The invasion of Iraq was a prime example of this. He fully supported the invasion under the guise of removing a dictatorial tyrant in order to bring freedom to the Iraqi people. He seemingly forgot that Hussein was fully supported by the U.S. up to days before the First Gulf War, and that according to UNICEF 500,000 children had died due to U.S. imposed sanctions on Iraq between 1990 and 2003. These were apparently the prices one had to pay for combatting tyrants in the region. It had been known that Iraq had no WMD capability since at least 1998, according to former U.N weapons inspector Scott Ritter, with its chemical weapons stockpile having been destroyed in 1991 according to the Iraq Survey Group. Despite this, even as late as 2008 , Hitchens stood firm in his support of the invasion of Iraq, contending that on the contrary, if Western forces had not invaded Iraq in 2003, the world would in fact not be any safer, and that Hussein had to be removed from power. Later still, in 2010, less than one year from his death, he still believed that the consequences of the Iraq war did not outweigh its benefits. His support for the invasion of Iraq also extended to open support of George W. Bush, writing just two weeks before Bush’s re-election in 2004, that “The President, notwithstanding his shortcomings of intellect, has been able to say, repeatedly and even repetitively, the essential thing: that we are involved in this war without apology and without remorse.”
It is strangely apt that Tony Blair, one half of the war criminal duo whose militaries made up the main force which invaded Iraq, referred to Hitchens as “fearless in the pursuit of truth and any cause in which he believed.” It is apt because even though Blair did help to bring peace to Northern Ireland, something he can be rightly proud of, his degeneration into a liar and outright warmonger seems to have presaged Hitchens’ own descent into the abyss. While he was alive, Hitchens would have been the first to admit that he was a contrarian and that he was certainly no angel. What has been seen since his death however, would lead one to believe the opposite.
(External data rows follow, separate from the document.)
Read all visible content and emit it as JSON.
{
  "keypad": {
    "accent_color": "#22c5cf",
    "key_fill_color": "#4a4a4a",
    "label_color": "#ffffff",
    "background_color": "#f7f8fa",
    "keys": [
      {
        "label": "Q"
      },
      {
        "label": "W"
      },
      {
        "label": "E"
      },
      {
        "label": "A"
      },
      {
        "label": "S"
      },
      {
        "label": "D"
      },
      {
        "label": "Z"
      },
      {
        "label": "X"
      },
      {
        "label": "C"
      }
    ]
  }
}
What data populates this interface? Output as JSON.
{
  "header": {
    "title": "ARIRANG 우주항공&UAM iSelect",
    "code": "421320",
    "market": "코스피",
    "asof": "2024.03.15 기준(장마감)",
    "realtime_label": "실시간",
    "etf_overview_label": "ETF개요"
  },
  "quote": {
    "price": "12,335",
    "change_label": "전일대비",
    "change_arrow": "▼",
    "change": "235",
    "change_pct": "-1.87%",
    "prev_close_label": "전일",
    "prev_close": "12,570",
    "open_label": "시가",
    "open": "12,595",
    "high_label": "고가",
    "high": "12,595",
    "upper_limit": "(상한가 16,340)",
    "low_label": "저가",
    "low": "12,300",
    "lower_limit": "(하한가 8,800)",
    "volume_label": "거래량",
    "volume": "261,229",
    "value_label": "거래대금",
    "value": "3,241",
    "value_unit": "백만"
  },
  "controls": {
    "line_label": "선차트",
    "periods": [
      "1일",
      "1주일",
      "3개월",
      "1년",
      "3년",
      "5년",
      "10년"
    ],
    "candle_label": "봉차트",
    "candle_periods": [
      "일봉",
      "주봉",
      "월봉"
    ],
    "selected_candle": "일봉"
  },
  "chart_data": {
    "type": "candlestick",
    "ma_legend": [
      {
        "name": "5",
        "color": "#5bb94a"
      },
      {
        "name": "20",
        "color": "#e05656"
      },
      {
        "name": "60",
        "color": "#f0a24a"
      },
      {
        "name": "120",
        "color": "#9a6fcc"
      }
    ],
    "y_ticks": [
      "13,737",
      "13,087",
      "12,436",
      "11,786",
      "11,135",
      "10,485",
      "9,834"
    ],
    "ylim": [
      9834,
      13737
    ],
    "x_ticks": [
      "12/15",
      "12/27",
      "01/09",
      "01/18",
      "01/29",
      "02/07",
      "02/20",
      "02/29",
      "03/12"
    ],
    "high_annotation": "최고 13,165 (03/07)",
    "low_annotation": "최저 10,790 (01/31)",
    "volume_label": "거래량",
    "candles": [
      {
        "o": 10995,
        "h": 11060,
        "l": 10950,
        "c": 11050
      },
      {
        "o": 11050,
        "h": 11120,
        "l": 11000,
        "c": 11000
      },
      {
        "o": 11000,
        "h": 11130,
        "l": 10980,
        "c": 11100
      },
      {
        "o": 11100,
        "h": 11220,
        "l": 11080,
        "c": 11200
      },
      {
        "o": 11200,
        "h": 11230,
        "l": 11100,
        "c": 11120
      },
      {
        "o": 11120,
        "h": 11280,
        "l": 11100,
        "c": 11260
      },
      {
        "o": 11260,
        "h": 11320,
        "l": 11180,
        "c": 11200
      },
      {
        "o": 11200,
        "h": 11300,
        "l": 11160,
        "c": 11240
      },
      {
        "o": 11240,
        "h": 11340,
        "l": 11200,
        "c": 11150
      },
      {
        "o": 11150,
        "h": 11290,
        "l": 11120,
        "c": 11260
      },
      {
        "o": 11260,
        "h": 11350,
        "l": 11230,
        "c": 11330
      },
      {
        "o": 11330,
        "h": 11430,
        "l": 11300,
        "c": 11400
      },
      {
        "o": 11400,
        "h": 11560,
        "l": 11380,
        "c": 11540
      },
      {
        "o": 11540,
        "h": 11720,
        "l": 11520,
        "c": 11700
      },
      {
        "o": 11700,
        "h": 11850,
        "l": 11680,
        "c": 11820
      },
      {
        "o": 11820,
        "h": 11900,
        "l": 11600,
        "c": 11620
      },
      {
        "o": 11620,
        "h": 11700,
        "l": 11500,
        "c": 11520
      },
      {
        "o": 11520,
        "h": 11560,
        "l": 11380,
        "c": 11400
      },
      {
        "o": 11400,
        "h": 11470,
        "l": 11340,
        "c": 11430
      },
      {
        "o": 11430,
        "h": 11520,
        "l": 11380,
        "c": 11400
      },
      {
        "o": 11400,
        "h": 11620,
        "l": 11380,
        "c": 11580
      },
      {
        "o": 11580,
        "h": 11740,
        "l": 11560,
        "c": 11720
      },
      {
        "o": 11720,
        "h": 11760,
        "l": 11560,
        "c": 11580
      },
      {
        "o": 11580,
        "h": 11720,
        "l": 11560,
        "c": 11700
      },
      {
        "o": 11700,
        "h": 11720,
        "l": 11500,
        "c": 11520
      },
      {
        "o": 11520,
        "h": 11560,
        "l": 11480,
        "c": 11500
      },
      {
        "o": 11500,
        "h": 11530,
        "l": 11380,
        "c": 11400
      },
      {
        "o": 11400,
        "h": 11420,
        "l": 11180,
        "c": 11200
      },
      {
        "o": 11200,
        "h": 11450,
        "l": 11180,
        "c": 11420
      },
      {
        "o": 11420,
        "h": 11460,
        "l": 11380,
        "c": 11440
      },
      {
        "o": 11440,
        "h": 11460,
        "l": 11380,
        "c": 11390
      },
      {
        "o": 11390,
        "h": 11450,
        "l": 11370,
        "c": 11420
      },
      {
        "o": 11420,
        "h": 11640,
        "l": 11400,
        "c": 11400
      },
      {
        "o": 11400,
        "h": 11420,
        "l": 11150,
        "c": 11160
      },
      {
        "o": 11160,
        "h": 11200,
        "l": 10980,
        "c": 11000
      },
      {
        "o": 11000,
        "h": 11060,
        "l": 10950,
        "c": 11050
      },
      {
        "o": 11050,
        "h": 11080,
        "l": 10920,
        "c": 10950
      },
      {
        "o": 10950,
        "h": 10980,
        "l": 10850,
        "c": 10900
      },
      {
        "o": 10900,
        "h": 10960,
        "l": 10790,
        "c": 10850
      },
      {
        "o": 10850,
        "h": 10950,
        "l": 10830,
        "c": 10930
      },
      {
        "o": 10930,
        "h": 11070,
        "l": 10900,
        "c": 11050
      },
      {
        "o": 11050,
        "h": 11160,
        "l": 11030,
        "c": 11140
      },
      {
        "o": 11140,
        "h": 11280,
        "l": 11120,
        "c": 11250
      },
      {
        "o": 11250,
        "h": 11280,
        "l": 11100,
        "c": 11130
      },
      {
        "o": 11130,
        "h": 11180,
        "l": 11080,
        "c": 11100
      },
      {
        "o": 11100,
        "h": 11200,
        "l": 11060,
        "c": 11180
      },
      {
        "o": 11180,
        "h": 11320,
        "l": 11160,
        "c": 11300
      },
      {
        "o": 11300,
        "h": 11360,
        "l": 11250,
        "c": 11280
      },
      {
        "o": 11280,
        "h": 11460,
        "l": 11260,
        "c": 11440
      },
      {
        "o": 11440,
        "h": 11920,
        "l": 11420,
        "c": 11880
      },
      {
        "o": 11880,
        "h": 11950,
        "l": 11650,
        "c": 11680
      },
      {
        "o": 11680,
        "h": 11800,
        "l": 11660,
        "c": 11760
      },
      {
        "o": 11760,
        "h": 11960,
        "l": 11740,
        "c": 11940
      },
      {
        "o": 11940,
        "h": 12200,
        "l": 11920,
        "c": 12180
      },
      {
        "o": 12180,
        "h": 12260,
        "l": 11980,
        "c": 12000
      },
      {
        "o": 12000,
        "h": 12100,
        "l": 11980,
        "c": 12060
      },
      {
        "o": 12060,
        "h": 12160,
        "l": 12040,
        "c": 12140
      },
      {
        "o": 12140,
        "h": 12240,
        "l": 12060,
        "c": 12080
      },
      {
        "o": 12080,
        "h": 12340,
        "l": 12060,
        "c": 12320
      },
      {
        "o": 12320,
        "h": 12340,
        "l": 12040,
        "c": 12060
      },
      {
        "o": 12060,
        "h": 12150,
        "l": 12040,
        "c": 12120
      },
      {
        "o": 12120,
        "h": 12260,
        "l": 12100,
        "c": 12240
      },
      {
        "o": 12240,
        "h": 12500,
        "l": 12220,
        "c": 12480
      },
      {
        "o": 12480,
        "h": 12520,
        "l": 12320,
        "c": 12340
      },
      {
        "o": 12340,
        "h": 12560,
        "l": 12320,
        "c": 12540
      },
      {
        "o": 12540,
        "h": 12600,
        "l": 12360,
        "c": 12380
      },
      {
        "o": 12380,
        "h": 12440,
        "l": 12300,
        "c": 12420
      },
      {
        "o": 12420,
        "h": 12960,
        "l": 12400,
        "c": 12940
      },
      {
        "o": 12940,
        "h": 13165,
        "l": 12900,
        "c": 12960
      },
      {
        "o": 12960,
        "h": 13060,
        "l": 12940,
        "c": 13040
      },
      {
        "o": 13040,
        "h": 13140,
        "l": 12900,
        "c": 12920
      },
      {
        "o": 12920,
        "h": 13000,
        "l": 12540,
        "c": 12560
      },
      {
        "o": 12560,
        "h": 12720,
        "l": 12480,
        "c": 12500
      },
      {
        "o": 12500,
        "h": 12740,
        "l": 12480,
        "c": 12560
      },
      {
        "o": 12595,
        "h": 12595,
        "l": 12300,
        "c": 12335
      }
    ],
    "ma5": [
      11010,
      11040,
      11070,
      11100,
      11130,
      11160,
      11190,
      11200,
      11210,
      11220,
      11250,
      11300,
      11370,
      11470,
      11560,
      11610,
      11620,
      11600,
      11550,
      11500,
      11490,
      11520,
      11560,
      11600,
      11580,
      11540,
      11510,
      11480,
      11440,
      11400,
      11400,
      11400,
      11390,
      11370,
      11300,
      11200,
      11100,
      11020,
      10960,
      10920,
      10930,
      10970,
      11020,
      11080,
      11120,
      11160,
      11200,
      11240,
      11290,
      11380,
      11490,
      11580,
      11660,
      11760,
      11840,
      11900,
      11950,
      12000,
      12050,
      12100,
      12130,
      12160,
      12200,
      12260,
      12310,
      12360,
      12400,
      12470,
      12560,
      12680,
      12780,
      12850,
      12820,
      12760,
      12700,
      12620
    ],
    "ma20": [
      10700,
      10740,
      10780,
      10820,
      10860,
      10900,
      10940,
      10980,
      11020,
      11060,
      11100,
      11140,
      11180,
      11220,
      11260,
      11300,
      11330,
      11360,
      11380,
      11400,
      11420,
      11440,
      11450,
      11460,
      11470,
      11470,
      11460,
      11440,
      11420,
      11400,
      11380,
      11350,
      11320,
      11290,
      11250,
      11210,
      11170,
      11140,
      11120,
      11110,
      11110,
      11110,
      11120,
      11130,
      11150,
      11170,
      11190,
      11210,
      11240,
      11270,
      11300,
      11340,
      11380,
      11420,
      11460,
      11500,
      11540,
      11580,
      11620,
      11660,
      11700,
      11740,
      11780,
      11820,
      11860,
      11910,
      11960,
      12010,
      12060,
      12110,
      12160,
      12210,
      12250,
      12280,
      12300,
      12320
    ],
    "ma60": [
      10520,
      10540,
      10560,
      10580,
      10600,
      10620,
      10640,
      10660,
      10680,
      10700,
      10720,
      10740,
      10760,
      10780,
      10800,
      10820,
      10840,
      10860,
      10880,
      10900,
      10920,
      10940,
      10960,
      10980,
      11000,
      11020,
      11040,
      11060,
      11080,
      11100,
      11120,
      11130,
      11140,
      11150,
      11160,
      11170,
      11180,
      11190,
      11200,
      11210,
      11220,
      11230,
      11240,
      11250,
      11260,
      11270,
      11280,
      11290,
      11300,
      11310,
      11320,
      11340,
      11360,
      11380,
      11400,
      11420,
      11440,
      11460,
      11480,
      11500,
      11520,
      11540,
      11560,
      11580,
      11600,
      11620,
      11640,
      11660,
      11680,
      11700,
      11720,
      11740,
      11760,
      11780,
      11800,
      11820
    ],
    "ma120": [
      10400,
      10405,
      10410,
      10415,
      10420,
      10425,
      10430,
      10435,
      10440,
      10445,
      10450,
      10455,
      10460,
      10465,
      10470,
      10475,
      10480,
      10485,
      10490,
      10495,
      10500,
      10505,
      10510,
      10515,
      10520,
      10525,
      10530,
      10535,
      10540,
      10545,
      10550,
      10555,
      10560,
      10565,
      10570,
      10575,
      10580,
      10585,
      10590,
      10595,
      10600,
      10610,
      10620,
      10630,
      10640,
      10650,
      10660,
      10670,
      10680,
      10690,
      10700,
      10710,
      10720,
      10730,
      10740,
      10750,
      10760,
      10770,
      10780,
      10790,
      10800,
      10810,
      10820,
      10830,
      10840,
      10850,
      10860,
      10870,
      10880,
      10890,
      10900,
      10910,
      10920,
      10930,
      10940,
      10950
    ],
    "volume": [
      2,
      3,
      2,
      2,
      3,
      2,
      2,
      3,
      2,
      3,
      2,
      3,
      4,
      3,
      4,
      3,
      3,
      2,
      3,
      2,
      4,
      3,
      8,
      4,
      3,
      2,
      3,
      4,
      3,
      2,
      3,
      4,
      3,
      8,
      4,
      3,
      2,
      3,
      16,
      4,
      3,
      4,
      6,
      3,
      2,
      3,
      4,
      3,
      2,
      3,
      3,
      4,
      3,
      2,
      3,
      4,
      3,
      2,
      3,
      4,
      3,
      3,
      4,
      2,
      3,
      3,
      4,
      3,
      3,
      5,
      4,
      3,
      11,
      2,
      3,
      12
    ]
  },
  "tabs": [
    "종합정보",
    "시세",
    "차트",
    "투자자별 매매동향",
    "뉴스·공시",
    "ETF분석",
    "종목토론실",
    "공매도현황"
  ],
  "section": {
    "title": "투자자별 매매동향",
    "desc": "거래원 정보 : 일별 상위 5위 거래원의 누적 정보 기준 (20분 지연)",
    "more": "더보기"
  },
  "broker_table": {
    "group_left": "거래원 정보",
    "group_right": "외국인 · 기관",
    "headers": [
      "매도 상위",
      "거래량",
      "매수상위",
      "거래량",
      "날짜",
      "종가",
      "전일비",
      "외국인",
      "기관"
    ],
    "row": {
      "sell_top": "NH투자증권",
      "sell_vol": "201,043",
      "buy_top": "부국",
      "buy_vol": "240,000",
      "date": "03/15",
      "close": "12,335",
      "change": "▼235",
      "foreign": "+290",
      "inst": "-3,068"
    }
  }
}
He has become an almost revered fallen soldier in some quarters of the atheist movement; a hagiographic icon for all non-believers. If we want to remember Hitchens the intellectual giant, then we must also remember Hitchens the unyielding and unquestioning warmonger.